=== EXERCISE PROMPT ===
Omitting all images, output the entries that follow exactly as written.

[Records from a collection]
*-*-*
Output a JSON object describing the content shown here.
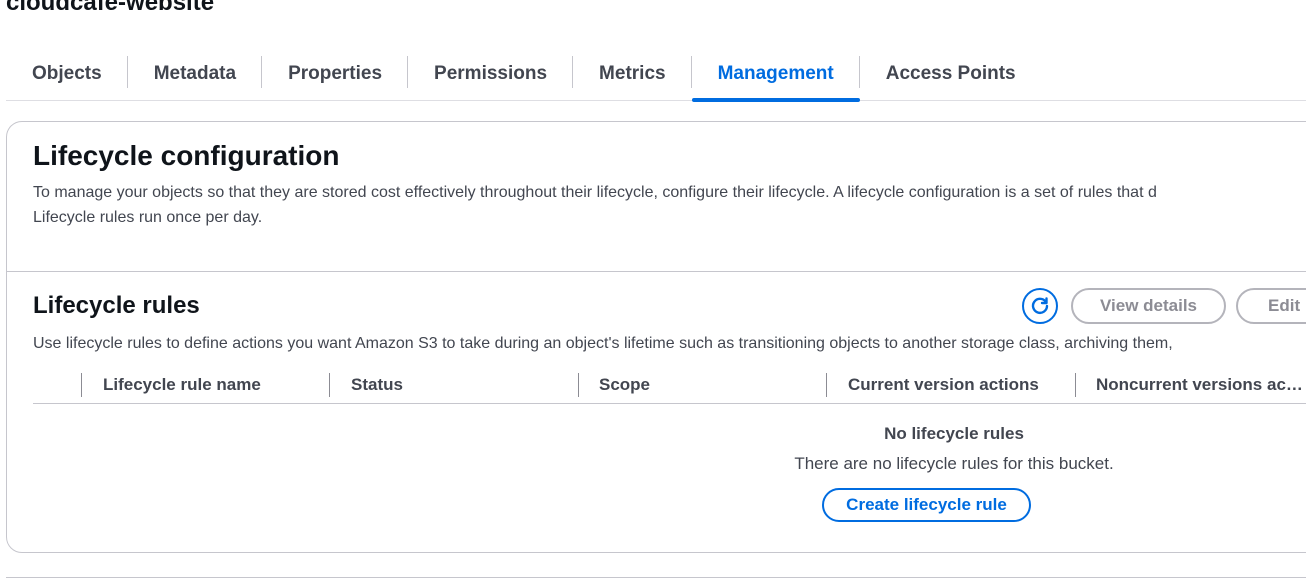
{
  "bucket": {
    "name": "cloudcafe-website"
  },
  "tabs": [
    {
      "label": "Objects",
      "active": false
    },
    {
      "label": "Metadata",
      "active": false
    },
    {
      "label": "Properties",
      "active": false
    },
    {
      "label": "Permissions",
      "active": false
    },
    {
      "label": "Metrics",
      "active": false
    },
    {
      "label": "Management",
      "active": true
    },
    {
      "label": "Access Points",
      "active": false
    }
  ],
  "lifecycle_configuration": {
    "title": "Lifecycle configuration",
    "description_line1": "To manage your objects so that they are stored cost effectively throughout their lifecycle, configure their lifecycle. A lifecycle configuration is a set of rules that d",
    "description_line2": "Lifecycle rules run once per day."
  },
  "lifecycle_rules": {
    "title": "Lifecycle rules",
    "description": "Use lifecycle rules to define actions you want Amazon S3 to take during an object's lifetime such as transitioning objects to another storage class, archiving them,",
    "refresh_icon": "refresh-icon",
    "view_details_label": "View details",
    "edit_label": "Edit",
    "columns": [
      "Lifecycle rule name",
      "Status",
      "Scope",
      "Current version actions",
      "Noncurrent versions ac…"
    ],
    "empty_title": "No lifecycle rules",
    "empty_description": "There are no lifecycle rules for this bucket.",
    "create_button_label": "Create lifecycle rule"
  },
  "colors": {
    "accent": "#006ce0",
    "text_primary": "#0f141a",
    "text_secondary": "#424650",
    "disabled": "#8c8c94",
    "border": "#c6c6cd"
  }
}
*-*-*
=== RESULT FOR THIS EXERCISE ===
Output a JSON object describing the content shown here.
{
  "bucket": {
    "name": "cloudcafe-website"
  },
  "tabs": [
    {
      "label": "Objects",
      "active": false
    },
    {
      "label": "Metadata",
      "active": false
    },
    {
      "label": "Properties",
      "active": false
    },
    {
      "label": "Permissions",
      "active": false
    },
    {
      "label": "Metrics",
      "active": false
    },
    {
      "label": "Management",
      "active": true
    },
    {
      "label": "Access Points",
      "active": false
    }
  ],
  "lifecycle_configuration": {
    "title": "Lifecycle configuration",
    "description_line1": "To manage your objects so that they are stored cost effectively throughout their lifecycle, configure their lifecycle. A lifecycle configuration is a set of rules that d",
    "description_line2": "Lifecycle rules run once per day."
  },
  "lifecycle_rules": {
    "title": "Lifecycle rules",
    "description": "Use lifecycle rules to define actions you want Amazon S3 to take during an object's lifetime such as transitioning objects to another storage class, archiving them,",
    "refresh_icon": "refresh-icon",
    "view_details_label": "View details",
    "edit_label": "Edit",
    "columns": [
      "Lifecycle rule name",
      "Status",
      "Scope",
      "Current version actions",
      "Noncurrent versions ac…"
    ],
    "empty_title": "No lifecycle rules",
    "empty_description": "There are no lifecycle rules for this bucket.",
    "create_button_label": "Create lifecycle rule"
  },
  "colors": {
    "accent": "#006ce0",
    "text_primary": "#0f141a",
    "text_secondary": "#424650",
    "disabled": "#8c8c94",
    "border": "#c6c6cd"
  }
}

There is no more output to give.